What is the Snatch?
The Snatch is the first of the two Olympic lifts to be contested, followed by the clean & jerk. The aim is the lift a loaded bar from the floor to overhead, in one smooth, continuous motion.
The athlete begins by setting themselves up so that the bar is directly over their metatarsals with their feet hip width apart; toes turned out slightly. A wide “hook grip” is used on the bar (fingers on top of thumbs), and the arms straight with the shoulders directly over the bar, or slightly in front of it. The thighs should be almost parallel to the floor (depending on femur length), and the back remains straight and tight with extension in the thoracic vertebrae. The chest should be open and head titled back.

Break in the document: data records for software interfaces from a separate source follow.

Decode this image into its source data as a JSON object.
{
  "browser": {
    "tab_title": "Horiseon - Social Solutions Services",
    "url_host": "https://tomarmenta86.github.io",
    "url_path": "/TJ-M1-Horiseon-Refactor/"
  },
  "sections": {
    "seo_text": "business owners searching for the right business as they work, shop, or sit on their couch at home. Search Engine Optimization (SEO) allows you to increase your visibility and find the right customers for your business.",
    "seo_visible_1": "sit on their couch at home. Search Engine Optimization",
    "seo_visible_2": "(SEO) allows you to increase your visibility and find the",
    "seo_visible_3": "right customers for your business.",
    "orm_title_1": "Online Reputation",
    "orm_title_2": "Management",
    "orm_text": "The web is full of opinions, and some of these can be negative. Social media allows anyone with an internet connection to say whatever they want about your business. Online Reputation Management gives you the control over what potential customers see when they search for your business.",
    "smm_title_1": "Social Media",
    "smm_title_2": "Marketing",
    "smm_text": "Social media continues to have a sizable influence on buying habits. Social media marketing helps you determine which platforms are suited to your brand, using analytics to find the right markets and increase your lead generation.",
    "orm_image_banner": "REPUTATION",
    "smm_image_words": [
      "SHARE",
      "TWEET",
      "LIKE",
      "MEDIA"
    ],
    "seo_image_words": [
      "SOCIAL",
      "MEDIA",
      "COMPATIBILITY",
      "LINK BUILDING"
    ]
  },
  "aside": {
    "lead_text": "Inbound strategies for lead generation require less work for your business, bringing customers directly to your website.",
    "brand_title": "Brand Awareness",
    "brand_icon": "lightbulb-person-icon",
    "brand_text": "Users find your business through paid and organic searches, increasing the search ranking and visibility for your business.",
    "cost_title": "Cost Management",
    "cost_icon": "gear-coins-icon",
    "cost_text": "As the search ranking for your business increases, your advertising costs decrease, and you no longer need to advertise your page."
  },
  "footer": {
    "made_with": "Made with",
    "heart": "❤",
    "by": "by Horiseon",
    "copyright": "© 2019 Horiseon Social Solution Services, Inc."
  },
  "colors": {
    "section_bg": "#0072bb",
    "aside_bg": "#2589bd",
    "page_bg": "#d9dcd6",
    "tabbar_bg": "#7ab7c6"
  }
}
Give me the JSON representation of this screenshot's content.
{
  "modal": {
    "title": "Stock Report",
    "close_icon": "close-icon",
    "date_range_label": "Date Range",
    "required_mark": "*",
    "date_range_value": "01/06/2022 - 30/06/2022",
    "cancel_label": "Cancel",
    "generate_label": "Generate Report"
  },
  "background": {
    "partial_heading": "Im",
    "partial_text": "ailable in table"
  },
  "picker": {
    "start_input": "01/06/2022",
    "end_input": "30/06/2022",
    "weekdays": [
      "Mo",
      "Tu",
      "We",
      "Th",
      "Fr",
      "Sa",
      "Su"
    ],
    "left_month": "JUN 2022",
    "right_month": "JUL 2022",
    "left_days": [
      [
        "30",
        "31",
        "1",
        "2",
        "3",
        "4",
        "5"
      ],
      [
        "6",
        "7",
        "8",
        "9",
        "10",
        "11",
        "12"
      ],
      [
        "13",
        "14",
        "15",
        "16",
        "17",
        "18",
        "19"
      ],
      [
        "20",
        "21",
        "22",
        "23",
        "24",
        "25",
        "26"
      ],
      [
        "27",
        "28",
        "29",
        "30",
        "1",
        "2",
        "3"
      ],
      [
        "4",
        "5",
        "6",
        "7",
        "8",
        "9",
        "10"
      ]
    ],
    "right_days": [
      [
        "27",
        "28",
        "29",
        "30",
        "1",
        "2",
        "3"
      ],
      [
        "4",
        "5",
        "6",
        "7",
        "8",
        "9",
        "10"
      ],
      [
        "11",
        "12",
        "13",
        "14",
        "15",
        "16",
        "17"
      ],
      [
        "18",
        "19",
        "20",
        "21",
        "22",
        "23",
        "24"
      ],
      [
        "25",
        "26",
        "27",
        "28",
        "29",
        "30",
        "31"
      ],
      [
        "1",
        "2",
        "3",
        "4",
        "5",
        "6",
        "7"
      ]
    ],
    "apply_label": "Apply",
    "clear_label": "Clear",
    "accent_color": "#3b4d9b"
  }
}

“Lift off” begins the moment the bar is separated from the floor as the athlete then moves into the “first pull.” During this phase the lifter begins to extend their knees and moves their hips upward while keeping a constant back angle relative to the floor. Centre of gravity shifts towards the heels as the lifter pulls the bar close to their body. The bar begins to accelerate at the end of this phase as they “transition” to position themselves appropriately for the second pull. During this transition is where you’ll often see the “double-knee” bend.
The “second pull” is an explosive movement that is executed through the extension of the hips, knees, and ankles (triple extension); followed by a strong elevation of the shoulders (shrug). This is where the bar will “brush” the hips and feet leave the ground to quickly move into the squat position. The “turnover” phase occurs as the lifter begins to pull themselves under the bar, and the “catch phase” occurs the moment the lifters feet have landed on the platform, catching the bar overhead with arms locked out. It is finished only when the lifter shows control of the bar by standing up and bringing the feet together.

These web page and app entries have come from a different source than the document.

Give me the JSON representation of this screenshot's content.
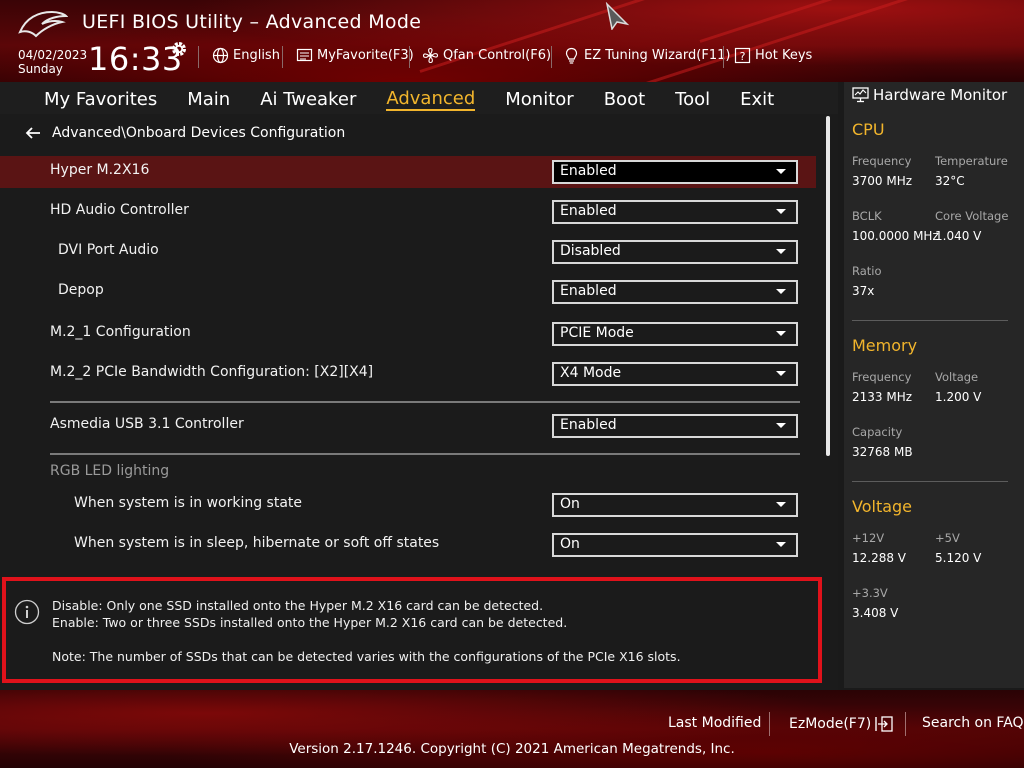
{
  "header": {
    "title": "UEFI BIOS Utility – Advanced Mode",
    "date": "04/02/2023",
    "day": "Sunday",
    "time": "16:33",
    "links": [
      {
        "label": "English",
        "icon": "globe-icon"
      },
      {
        "label": "MyFavorite(F3)",
        "icon": "favorite-list-icon"
      },
      {
        "label": "Qfan Control(F6)",
        "icon": "fan-icon"
      },
      {
        "label": "EZ Tuning Wizard(F11)",
        "icon": "lightbulb-icon"
      },
      {
        "label": "Hot Keys",
        "icon": "question-icon"
      }
    ]
  },
  "nav": {
    "tabs": [
      "My Favorites",
      "Main",
      "Ai Tweaker",
      "Advanced",
      "Monitor",
      "Boot",
      "Tool",
      "Exit"
    ],
    "active": "Advanced"
  },
  "main": {
    "breadcrumb": "Advanced\\Onboard Devices Configuration",
    "settings": [
      {
        "label": "Hyper M.2X16",
        "value": "Enabled"
      },
      {
        "label": "HD Audio Controller",
        "value": "Enabled"
      },
      {
        "label": "DVI Port Audio",
        "value": "Disabled"
      },
      {
        "label": "Depop",
        "value": "Enabled"
      },
      {
        "label": "M.2_1 Configuration",
        "value": "PCIE Mode"
      },
      {
        "label": "M.2_2 PCIe Bandwidth Configuration: [X2][X4]",
        "value": "X4 Mode"
      },
      {
        "label": "Asmedia USB 3.1 Controller",
        "value": "Enabled"
      },
      {
        "label": "When system is in working state",
        "value": "On"
      },
      {
        "label": "When system is in sleep, hibernate or soft off states",
        "value": "On"
      }
    ],
    "rgb_heading": "RGB LED lighting"
  },
  "info": {
    "line1": "Disable: Only one SSD installed onto the Hyper M.2 X16 card can be detected.",
    "line2": "Enable: Two or three SSDs installed onto the Hyper M.2 X16 card can be detected.",
    "line3": "Note: The number of SSDs that can be detected varies with the configurations of the PCIe X16 slots."
  },
  "hw_monitor": {
    "title": "Hardware Monitor",
    "cpu": {
      "heading": "CPU",
      "frequency_label": "Frequency",
      "frequency": "3700 MHz",
      "temperature_label": "Temperature",
      "temperature": "32°C",
      "bclk_label": "BCLK",
      "bclk": "100.0000 MHz",
      "core_voltage_label": "Core Voltage",
      "core_voltage": "1.040 V",
      "ratio_label": "Ratio",
      "ratio": "37x"
    },
    "memory": {
      "heading": "Memory",
      "frequency_label": "Frequency",
      "frequency": "2133 MHz",
      "voltage_label": "Voltage",
      "voltage": "1.200 V",
      "capacity_label": "Capacity",
      "capacity": "32768 MB"
    },
    "voltage": {
      "heading": "Voltage",
      "v12_label": "+12V",
      "v12": "12.288 V",
      "v5_label": "+5V",
      "v5": "5.120 V",
      "v33_label": "+3.3V",
      "v33": "3.408 V"
    }
  },
  "footer": {
    "last_modified": "Last Modified",
    "ezmode": "EzMode(F7)",
    "search_faq": "Search on FAQ",
    "copyright": "Version 2.17.1246. Copyright (C) 2021 American Megatrends, Inc."
  },
  "colors": {
    "accent": "#f2b52c",
    "highlight_border": "#e0121b",
    "selected_row": "#5a1414"
  }
}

What is the clean & jerk?
The clean & jerk is the second lift to be contested and is comprised of two stages which also has the athlete lift the bar from the floor to an overhead position.
They begin by setting their feet under their hips and by grabbing the bar just outside their legs using a “hook grip.” The bar is lifted to the top of the knees where the athlete then performs the “triple extension” through explosive extension of the hips, knees, and ankles; followed by a big shrug. The aim here is to get the bar as high as possible before dropping into the squat and receiving the bar in the “racked” position (bar sits in front of the neck resting on the anterior deltoids). The lifter then stands back up and readjusts their grip width in preparation for the jerk.
The jerk begins where the clean finishes; with the bar across the shoulders and the back vertical. The lifter dips just a few inches by flexing the knees; then through explosive extension of the knees the barbell is propelled upwards off the shoulders. The athlete pushes the bar with their arms and quickly drops under by splitting their feet in a lunge type fashion (one forward and one back). The bar is received overhead with the arms straight, and once stable; the lifter recovers from the split position by bringing their feet back together.
Ofcouse these explanations may be missing some aspects, but you get a good idea of what I have been up to over the past 8 months. I have competed in 3 competitions thus far and took 3rd place in my weight class in my last competiton on April 9, 2015. I still have a long ways to go before I am even close to competing on a more serious level (these girls are strong!!!), but I am just happy to have found something new and exciting. It feels great to be more concerned over how I perform rather than how I look.
Most importantly, I have been working hard to learn how to coach these lifts. I have engulfed myself in everything weightlifting and succeeded passing my level one weightlifting certification with the NCCP. I will have a second diploma in strength and sports condidtioning in a couple weeks time and I hope to find work in the health promotion and coaching fields.